Things You'll Need
Pour 1 qt. whole milk in a saucepan. Put the pan on the stove at medium-high heat and bring the milk to a boil.
Remove the pan from the heat. Monitor the temperature of the milk with a thermometer. Reduce the heat to 110 to 115 degrees Fahrenheit.
Whisk ½ cup of yogurt into the heated milk, or use a packet of active yogurt cultures.
Pour the yogurt mixture into a thermos and wrap it with a towel. Put the thermos in a sunny location to keep the temperature near 100 degrees Fahrenheit. Allow the thermos to sit undisturbed until the yogurt thickens, between six and 10 hours.
Line a sieve with coffee filters. Put the sieve inside a mixing bowl. The bottom of the sieve must be suspended at least 1 inch above the bottom of the mixing bowl.
Pour the yogurt into the sieve and leave it in the refrigerator overnight, up to 12 hours. Whey – the liquid portion of yogurt – strains through and leaves a thick, creamy Greek yogurt.
Test the yogurt. If the yogurt is too thick for your tastes, mix in a spoonful of the strained whey at a time until it reaches the desired results.

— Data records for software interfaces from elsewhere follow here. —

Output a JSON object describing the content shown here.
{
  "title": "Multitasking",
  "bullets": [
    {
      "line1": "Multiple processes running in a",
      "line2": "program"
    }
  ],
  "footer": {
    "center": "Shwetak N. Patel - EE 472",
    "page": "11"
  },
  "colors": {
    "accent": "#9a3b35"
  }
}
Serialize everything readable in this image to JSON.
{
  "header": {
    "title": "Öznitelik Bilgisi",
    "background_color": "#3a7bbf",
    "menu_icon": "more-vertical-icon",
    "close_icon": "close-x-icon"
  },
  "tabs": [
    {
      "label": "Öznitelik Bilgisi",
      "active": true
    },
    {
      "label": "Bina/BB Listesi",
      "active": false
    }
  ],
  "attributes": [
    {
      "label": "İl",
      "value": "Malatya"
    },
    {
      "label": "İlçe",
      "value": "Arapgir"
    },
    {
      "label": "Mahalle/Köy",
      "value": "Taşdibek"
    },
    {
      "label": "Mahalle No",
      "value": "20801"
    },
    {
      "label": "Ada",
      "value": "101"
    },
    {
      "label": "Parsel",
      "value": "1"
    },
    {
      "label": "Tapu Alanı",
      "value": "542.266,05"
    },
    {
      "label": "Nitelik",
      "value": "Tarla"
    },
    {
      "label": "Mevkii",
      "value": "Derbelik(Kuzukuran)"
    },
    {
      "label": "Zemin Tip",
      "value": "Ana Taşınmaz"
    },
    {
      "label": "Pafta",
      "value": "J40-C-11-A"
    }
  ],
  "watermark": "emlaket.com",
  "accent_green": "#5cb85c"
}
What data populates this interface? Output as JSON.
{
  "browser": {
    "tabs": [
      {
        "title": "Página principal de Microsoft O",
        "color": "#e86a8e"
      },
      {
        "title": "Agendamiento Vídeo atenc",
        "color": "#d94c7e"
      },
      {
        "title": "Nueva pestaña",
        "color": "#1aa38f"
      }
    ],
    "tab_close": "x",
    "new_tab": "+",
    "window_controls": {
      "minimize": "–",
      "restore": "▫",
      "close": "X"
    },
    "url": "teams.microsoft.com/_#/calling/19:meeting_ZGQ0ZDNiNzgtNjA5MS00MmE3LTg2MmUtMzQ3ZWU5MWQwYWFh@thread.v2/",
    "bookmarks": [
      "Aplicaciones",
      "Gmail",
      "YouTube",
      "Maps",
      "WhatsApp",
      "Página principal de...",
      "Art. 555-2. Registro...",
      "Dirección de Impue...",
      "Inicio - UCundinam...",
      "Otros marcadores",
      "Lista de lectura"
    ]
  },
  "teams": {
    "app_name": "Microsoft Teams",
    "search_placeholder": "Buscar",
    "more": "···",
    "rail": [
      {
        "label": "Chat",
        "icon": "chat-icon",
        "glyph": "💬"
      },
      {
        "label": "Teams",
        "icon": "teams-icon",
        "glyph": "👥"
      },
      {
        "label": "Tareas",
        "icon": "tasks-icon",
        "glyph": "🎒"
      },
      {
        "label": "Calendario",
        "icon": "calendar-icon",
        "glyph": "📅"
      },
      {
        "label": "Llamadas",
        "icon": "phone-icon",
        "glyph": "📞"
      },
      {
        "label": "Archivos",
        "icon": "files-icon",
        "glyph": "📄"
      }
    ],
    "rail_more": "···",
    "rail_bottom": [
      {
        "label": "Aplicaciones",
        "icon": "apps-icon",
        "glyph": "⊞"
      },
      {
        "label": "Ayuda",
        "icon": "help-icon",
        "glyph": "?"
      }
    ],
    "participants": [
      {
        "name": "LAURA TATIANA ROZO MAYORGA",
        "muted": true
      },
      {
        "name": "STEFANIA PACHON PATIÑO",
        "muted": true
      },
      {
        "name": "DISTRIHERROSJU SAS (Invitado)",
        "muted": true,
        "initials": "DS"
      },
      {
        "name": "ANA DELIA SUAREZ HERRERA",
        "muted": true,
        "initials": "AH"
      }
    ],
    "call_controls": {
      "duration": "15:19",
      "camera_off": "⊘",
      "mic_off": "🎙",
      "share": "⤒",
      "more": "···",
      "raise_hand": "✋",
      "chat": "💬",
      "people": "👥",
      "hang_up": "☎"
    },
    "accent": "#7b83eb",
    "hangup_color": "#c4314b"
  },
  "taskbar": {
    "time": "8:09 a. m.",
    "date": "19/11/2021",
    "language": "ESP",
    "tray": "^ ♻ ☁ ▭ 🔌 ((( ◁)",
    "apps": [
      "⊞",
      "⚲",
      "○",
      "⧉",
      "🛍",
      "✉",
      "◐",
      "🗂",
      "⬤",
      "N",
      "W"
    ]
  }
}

References and Resources"How to Cook Everything Vegetarian"; Mark Bittman; 2007
Food Network: Greek Yogurt